Just out of curiosity, how about a little poll here? Making the assumption that you were a business owner and the banks were not closed: Would you accept a check for delivery of your merchandise after 1/1/00 ?
-- Sue (email@example.com), January 05, 1999
I think none of will know the answer for some time yet, Sue. If it were Jan. 1 (a Saturday, by the way) and the banks were open, I probably would take a check. If we end up with bank runs and government mandated closures, it will happen before 1-1-00.
-- Vic Parker (firstname.lastname@example.org), January 05, 1999.
NO SHOES-- NO SHIRT-- NO CASH-- NO SERVICE-- NEXT PLEASE
-- Bubba (Badhabbit@water.com), January 05, 1999.
Sue, great question.
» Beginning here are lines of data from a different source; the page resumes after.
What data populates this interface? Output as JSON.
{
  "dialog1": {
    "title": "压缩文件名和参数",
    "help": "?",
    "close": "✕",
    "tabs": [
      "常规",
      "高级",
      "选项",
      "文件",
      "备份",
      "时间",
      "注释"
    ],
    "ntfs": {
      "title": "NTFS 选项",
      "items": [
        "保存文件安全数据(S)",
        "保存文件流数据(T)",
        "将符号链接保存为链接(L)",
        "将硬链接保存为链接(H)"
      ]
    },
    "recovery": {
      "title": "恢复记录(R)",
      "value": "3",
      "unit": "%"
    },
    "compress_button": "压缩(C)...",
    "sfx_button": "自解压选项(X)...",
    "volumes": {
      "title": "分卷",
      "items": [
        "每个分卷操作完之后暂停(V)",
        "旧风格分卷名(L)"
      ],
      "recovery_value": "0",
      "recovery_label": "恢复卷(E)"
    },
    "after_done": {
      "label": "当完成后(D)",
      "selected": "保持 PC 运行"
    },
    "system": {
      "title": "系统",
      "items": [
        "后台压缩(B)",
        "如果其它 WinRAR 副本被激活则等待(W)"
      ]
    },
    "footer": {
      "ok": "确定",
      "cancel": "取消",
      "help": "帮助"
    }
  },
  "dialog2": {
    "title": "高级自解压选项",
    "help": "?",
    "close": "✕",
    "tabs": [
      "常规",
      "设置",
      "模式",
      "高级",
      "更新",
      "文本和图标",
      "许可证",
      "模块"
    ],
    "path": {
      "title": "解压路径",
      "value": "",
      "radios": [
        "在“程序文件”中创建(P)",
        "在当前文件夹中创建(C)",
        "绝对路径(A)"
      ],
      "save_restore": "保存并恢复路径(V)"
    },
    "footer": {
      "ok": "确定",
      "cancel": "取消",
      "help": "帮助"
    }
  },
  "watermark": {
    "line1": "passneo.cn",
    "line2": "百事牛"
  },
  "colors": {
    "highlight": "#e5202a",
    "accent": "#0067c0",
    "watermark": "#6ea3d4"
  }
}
I'm very fearful of how or if my clients can pay me after the turn. I'm even more fearful that my services wont even be needed anymore.
The tough part is that there simply may not be enough cash around in circulation to pay out to all vendors and suppliers and so I would take food or other essential items as payment if I had to.
-- Michael Taylor (email@example.com), January 05, 1999.
I might not take a personal check, but a travelers check might be acceptable.
-- Brian Smith (firstname.lastname@example.org), January 05, 1999.
A check ('cheque'here in NZ) is an instruction to a Bank to pay on demand the sum written on the check form. Whether it is acceptable or not depends only on your confidence in Banks to meet the demand.
If a check is 'good' then the writer should be able to convert it into cash. By passing the check the writer is passing the problem of the conversion on to you. Tell your customer to get the cash.
Cash (or gold/silver or barter) is the only acceptable form of payment if there are even potential problems with the Banks.
The issue for business people becomes pressing when the form of payment is moved on to the next supplier. (Try restocking the shelves.) My guess is people who make it through the first early problems will be those who learn how to deal in mediums of exchange other than checks.
-- Bob Barbour (email@example.com), January 05, 1999.
One of the conferees on C-Span's Sunday morning program -- I think it was Michael Hyatt -- said he'd rather not be holding someone else'e liability at that point. Even T-bills are "someone else's liability," of course.
-- Tom Carey (firstname.lastname@example.org), January 05, 1999.
http://www.econ.iastate.edu/classes/econ102/merrill/chap11-15/sld025.h tm for info on Money.
-- Glod (email@example.com), January 05, 1999.
Glod, there is a typo in the URL that you posted. Lets make it easy:
-- Jack (firstname.lastname@example.org), January 05, 1999.
Thanxs 4 the correction..
.h tm should , of course read .html
don't expect 2 much from some1 called Glod..
-- Glod (email@example.com), January 06, 1999.